The Lost Art Of

Lars Jans­son and the con­trol of metal

Motorcyclist - - Contents - —Zach Bow­man

lars jans­son, owner of Lazze Metal Dreams, is hell­bent on teach­ing the world how to shape metal. It’s a pas­sion that has chased him through life, from the hours he spent teach­ing him­self his craft in his fa­ther’s base­ment garage as a child in ru­ral Swe­den to his re­lo­ca­tion half a world away in Pleasan­ton, Cal­i­for­nia. He has cre­ated a li­brary of in­struc­tional videos, in­clud­ing free, ba­sic ex­am­ples on Youtube and in-depth DVDS. He hosts sold-out work­shops in his stu­dio, where he teaches ea­ger stu­dents how to shape gor­geous, flow­ing fuel tanks and fend­ers from flat sheet steel.

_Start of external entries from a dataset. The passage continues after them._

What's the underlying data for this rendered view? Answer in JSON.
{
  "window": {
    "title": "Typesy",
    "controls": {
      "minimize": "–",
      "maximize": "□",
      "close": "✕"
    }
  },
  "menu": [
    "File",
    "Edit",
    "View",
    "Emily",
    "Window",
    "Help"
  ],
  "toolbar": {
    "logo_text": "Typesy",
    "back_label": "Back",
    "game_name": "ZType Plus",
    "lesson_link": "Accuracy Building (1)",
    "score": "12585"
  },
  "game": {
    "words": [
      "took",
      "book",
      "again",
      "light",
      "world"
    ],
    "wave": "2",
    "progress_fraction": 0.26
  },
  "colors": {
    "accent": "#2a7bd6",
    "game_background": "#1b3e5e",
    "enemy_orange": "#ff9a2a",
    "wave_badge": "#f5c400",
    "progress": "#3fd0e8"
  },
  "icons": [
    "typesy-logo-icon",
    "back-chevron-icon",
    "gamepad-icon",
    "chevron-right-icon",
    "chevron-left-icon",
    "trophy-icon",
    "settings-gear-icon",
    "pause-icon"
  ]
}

Many of Jan­soon’s pur­suits or­bit around the English wheel, that cu­ri­ous, old-school tool that al­lows the cre­ation of com­pound curves without the bur­den of ex­pen­sive dies.

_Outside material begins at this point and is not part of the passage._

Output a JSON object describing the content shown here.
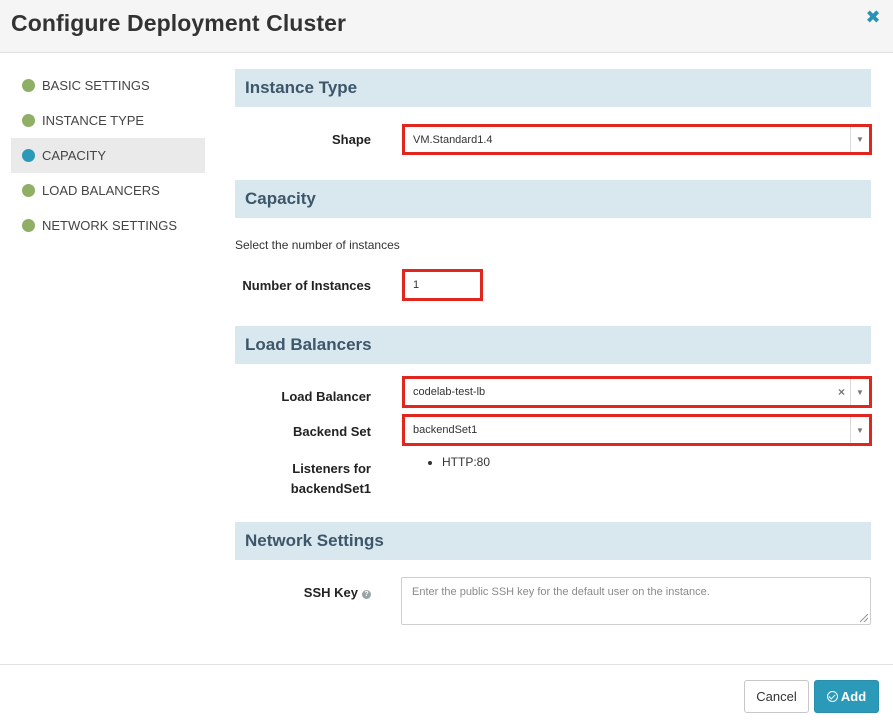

“I saw an ar­ti­cle in one of the Amer­i­can hot-rod mag­a­zines,” he says. “My English was not good at all, so I couldn’t read, but I saw the pic­ture of an English wheel and thought, Oh, that’s a great ma­chine that I can use to form metal in three di­men­sions.”

But there was a prob­lem. At the time, there were no English wheels in Swe­den. Jans­son’s so­lu­tion was to build his own.

“Later on, I fig­ured out that they used a sand­bag and a ham­mer, and then they went to the English wheel to smooth it out. I didn’t un­der­stand that from the pic­tures, so I started form­ing from the be­gin­ning with my English wheel. That’s why, in de­vel­op­ing this, I re­built it six times.”

The most im­por­tant part, Jans­son says, is en­sur­ing that the long top arm re­sists flex­ing in every di­rec­tion; oth­er­wise, any move­ment in the tool will trans­late di­rectly to the sheet metal, re­sult­ing in un­sightly waves. His are the words of ex­pe­ri­ence, knowl­edge gained through trial and er­ror. He built his first pro­to­type in 1991 and reck­ons that he’s sold some­where be­tween 700 and 800 in­di­vid­ual English wheels in the years since.

“I have ma­chine shops do­ing parts for me, but I’m a one-man show,” he says. “I’m weld­ing ev­ery­thing to­gether in jigs, and then I send it for pow­der­coat­ing.”

These days, he’s pro­duc­ing some­where around 25 a year.

“You know, if I was younger, I’d prob­a­bly let the busi­ness grow and take off, and hire more peo­ple, and get a big­ger build­ing and big­ger headaches, and pro­duce more, but money is not ev­ery­thing. More and more is not al­ways bet­ter. I’m 59. I have other stuff that I would like to do in my life as well.”

Much of that drive goes into ed­u­ca­tion, spread­ing the metal-shap­ing gospel, and keep­ing the art alive. Jans­son is run through with it, glad to share the hard-won se­crets he’s teased out of steel with the tools he built by hand.

coun­ter­clock­wise from right Var­i­ous met­al­work­ing dol­lies wait on a work bench. Jans­son works a fender with a care­ful eye. His hand-built English wheels are beau­ti­fully util­i­tar­ian. Jans­son shows off two in­tri­cate fuel tank pan­els.

Newspapers in English

Newspapers from USA

© PressReader. All rights reserved.